__The data__:
══════════
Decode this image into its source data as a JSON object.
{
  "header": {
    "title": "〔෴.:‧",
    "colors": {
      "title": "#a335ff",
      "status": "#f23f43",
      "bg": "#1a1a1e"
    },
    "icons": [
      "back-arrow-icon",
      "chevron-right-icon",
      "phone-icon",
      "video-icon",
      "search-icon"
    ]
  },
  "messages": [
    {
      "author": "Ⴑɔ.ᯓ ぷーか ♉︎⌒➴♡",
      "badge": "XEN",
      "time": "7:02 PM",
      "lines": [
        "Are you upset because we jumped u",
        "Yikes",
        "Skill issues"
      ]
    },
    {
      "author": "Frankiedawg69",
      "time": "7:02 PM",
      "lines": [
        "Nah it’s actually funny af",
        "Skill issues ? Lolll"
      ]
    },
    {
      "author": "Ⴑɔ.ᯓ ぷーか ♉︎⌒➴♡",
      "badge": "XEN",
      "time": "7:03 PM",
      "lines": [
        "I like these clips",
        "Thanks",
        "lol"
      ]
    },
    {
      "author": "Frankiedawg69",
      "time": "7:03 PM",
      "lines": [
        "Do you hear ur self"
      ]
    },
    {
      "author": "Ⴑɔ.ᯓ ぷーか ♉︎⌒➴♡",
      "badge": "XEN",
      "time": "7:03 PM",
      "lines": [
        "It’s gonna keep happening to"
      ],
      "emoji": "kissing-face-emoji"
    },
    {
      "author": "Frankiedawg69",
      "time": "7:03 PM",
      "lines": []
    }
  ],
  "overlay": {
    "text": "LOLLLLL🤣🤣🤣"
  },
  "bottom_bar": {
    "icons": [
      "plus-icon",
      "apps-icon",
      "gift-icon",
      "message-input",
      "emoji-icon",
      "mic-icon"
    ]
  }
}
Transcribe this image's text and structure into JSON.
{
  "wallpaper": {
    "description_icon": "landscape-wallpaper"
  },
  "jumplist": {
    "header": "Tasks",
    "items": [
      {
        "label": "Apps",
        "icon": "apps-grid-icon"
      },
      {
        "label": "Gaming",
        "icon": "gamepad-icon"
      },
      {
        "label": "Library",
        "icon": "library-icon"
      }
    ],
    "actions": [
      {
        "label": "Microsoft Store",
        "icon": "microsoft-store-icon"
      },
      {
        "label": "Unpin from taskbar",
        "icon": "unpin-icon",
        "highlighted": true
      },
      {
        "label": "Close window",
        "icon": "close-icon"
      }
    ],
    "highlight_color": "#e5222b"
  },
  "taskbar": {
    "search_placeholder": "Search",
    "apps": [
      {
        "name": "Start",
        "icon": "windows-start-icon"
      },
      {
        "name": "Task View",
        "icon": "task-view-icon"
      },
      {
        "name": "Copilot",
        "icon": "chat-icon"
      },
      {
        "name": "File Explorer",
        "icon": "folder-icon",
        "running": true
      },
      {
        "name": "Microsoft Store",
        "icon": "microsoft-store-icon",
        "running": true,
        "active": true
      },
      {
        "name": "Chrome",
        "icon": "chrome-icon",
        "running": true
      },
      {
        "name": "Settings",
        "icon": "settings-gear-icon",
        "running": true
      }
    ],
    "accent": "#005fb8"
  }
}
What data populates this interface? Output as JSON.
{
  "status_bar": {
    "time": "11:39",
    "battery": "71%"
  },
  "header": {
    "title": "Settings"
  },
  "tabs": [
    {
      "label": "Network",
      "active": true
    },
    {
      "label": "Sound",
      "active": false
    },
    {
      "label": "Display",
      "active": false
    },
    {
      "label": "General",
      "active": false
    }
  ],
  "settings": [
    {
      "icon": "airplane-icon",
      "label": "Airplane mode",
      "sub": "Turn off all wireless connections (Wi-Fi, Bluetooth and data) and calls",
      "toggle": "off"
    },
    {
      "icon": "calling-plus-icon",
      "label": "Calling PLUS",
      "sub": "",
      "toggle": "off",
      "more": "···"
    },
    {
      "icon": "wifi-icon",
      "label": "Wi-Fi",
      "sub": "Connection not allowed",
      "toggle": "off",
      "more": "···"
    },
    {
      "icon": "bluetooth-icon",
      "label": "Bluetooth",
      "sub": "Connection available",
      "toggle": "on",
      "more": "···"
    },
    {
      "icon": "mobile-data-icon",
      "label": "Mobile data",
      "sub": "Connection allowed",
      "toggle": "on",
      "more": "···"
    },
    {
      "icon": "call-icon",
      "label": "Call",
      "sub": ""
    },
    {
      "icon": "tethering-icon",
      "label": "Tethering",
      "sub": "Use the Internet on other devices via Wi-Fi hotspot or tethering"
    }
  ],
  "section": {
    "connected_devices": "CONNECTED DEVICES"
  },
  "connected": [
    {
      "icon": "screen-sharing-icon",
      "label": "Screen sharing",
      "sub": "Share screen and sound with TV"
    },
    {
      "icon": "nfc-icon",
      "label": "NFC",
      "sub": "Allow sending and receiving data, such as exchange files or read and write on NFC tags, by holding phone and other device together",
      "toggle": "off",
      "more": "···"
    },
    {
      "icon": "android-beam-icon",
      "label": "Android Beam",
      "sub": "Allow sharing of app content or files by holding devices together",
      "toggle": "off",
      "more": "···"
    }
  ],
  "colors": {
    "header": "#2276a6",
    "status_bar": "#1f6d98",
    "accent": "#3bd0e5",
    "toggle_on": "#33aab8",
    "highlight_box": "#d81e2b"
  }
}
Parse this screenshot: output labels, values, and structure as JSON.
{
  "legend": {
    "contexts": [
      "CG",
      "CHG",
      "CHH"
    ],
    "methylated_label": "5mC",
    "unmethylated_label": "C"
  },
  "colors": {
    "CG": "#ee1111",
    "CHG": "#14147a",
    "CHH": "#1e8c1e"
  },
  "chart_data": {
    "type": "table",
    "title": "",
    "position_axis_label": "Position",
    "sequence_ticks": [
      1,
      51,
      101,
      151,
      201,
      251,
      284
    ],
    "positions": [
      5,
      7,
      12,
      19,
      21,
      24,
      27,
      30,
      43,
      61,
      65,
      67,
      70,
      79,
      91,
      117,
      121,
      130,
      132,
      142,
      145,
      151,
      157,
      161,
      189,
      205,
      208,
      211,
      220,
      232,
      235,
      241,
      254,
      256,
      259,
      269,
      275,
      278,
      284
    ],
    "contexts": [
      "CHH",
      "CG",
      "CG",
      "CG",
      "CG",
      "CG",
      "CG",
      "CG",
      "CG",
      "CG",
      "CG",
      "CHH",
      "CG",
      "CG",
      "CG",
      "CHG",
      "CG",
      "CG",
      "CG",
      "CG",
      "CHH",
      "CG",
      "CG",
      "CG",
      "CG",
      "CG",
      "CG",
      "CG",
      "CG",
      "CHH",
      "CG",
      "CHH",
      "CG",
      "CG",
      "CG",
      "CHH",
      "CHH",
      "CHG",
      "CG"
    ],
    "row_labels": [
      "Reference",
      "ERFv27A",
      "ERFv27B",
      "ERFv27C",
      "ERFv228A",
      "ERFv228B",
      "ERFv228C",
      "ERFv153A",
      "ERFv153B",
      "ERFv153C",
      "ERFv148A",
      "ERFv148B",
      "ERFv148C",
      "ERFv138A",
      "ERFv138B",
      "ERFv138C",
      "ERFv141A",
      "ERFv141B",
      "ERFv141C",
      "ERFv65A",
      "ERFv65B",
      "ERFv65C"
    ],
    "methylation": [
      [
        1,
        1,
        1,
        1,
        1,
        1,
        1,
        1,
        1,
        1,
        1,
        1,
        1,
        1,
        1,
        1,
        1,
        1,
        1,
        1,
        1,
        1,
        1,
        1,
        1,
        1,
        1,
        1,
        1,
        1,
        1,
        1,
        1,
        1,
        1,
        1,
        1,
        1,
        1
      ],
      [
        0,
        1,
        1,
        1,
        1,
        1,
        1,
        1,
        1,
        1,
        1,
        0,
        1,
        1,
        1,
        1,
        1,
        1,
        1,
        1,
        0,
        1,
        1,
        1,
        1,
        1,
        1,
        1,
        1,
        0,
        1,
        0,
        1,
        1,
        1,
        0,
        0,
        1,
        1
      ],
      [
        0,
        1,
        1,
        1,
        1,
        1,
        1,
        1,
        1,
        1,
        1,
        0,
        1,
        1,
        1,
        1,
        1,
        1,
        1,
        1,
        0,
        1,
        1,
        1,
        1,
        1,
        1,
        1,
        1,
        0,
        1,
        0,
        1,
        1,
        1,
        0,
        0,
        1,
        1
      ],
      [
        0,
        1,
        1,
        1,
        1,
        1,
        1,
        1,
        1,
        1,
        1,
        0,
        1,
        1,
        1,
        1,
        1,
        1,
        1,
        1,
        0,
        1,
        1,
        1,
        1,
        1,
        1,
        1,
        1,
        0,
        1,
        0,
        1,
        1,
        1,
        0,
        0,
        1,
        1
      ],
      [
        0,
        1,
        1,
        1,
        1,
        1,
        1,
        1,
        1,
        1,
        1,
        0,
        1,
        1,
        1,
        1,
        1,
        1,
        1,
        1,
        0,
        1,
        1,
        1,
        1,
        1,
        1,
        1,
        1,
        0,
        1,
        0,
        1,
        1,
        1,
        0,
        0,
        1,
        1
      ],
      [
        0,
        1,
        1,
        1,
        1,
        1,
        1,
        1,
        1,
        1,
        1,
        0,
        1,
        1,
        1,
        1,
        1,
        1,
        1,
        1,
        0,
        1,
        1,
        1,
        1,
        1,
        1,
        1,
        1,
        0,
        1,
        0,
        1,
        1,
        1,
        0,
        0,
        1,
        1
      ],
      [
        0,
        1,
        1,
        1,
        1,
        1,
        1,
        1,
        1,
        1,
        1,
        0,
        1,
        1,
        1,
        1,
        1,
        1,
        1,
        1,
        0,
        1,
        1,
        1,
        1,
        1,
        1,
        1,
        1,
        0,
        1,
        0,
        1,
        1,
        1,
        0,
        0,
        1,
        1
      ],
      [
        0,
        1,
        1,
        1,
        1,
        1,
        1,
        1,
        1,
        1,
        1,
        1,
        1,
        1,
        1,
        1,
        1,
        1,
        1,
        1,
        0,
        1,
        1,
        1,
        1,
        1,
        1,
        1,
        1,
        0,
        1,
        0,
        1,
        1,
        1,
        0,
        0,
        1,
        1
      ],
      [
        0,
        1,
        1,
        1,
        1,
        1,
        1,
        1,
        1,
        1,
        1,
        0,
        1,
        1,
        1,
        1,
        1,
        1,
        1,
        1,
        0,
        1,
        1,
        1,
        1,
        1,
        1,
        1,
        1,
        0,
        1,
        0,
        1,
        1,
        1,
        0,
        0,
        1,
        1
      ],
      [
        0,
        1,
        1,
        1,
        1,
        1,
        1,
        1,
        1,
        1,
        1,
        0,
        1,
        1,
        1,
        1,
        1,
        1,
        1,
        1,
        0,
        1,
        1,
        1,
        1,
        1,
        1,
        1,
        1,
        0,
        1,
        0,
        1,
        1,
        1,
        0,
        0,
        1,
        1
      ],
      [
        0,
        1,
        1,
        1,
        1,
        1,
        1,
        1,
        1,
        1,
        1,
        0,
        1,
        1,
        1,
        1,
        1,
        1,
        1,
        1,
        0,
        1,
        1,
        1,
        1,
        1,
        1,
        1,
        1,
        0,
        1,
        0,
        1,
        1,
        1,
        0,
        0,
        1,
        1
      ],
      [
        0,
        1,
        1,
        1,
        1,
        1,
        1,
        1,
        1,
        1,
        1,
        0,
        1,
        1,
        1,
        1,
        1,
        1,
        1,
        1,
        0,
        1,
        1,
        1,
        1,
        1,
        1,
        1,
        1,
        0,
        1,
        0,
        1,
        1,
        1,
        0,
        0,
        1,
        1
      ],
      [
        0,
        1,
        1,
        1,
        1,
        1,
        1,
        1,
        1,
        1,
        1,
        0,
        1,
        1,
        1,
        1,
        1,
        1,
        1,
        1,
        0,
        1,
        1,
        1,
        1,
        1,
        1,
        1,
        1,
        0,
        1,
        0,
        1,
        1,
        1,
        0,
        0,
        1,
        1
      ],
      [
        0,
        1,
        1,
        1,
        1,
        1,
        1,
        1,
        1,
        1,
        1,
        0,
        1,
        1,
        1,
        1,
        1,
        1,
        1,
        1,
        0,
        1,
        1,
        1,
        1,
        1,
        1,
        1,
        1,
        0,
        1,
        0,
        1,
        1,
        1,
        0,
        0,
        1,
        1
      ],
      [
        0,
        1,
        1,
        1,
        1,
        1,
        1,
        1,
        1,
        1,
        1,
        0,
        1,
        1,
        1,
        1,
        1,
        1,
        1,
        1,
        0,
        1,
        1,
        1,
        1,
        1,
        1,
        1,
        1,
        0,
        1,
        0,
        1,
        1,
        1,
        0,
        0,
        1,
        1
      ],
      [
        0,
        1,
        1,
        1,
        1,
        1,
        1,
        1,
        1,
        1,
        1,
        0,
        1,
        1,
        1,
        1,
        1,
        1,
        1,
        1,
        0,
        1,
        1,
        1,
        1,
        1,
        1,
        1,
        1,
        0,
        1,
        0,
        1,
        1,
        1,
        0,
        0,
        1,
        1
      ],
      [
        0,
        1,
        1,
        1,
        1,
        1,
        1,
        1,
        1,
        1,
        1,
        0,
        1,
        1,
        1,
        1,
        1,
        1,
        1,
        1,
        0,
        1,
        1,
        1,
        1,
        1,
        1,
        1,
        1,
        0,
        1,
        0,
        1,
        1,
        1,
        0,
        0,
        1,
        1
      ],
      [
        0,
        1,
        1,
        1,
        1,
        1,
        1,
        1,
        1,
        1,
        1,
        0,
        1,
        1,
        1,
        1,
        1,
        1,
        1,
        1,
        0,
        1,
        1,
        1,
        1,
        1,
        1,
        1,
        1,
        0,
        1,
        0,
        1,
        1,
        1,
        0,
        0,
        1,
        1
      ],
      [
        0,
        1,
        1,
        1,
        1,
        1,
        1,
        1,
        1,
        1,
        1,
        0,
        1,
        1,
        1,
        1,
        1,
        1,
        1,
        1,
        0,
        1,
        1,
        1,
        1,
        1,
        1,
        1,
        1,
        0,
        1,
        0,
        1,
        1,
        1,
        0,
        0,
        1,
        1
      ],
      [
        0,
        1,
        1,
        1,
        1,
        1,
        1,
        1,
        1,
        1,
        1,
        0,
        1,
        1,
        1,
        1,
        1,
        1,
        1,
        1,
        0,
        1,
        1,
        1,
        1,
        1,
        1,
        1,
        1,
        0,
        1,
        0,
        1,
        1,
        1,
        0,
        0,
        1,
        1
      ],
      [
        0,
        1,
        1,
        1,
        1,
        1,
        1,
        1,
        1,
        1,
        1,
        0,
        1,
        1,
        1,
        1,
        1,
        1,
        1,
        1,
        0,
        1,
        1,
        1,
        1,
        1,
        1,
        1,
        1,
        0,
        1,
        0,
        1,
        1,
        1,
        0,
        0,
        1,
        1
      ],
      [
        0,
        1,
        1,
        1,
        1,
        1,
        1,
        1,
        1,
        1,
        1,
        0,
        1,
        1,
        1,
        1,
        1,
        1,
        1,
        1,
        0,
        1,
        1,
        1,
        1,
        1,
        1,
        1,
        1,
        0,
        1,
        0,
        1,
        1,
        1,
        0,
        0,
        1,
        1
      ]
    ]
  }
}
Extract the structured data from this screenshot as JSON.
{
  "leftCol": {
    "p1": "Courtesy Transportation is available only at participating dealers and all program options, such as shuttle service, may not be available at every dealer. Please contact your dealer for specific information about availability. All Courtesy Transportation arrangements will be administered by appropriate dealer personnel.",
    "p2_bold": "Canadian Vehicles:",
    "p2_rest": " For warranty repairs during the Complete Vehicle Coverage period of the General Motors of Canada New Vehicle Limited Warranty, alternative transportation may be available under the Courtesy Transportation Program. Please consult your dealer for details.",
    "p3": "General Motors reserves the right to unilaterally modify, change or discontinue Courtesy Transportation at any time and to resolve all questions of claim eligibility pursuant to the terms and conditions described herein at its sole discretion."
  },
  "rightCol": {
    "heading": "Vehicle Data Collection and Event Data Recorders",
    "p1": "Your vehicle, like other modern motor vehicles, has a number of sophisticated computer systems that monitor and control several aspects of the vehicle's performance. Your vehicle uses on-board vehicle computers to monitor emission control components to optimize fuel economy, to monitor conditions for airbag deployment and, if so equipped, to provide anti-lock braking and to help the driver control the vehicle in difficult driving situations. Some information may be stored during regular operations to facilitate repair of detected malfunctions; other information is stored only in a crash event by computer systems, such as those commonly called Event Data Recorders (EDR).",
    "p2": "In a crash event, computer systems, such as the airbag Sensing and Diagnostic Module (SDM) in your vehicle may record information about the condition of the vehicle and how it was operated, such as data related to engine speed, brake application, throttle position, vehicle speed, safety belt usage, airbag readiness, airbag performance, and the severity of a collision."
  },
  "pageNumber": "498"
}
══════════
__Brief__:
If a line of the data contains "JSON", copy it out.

__Output for this exercise__:
Decode this image into its source data as a JSON object.
Transcribe this image's text and structure into JSON.
What data populates this interface? Output as JSON.
Parse this screenshot: output labels, values, and structure as JSON.
Extract the structured data from this screenshot as JSON.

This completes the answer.